◆ WHAT YOU NEED TO DO
Copy each line of the listing where the word "read" can be found.

[Start of Attachment]

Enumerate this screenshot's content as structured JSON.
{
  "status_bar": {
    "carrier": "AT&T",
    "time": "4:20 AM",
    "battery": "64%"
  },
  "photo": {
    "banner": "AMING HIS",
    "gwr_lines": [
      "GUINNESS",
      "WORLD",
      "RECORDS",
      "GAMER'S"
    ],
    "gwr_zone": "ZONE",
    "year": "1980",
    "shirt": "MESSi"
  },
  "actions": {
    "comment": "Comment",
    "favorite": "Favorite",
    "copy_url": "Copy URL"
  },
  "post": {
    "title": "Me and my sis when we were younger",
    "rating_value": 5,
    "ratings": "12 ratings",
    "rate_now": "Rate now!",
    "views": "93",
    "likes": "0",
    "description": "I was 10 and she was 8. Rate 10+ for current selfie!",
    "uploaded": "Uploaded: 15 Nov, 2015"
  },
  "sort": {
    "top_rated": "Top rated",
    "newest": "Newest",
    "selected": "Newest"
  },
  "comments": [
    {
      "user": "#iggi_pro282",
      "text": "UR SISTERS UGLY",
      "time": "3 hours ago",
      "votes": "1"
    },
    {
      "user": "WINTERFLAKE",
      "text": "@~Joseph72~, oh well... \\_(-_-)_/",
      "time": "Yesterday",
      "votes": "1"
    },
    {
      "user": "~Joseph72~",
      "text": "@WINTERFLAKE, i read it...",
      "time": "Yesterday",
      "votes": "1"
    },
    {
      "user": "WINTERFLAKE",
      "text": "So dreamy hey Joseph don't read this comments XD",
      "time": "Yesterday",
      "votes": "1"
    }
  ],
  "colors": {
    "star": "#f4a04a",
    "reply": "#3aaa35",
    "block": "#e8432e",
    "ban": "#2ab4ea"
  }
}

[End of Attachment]

◆ TASK OUTPUT
      "text": "@WINTERFLAKE, i read it...",
      "text": "So dreamy hey Joseph don't read this comments XD",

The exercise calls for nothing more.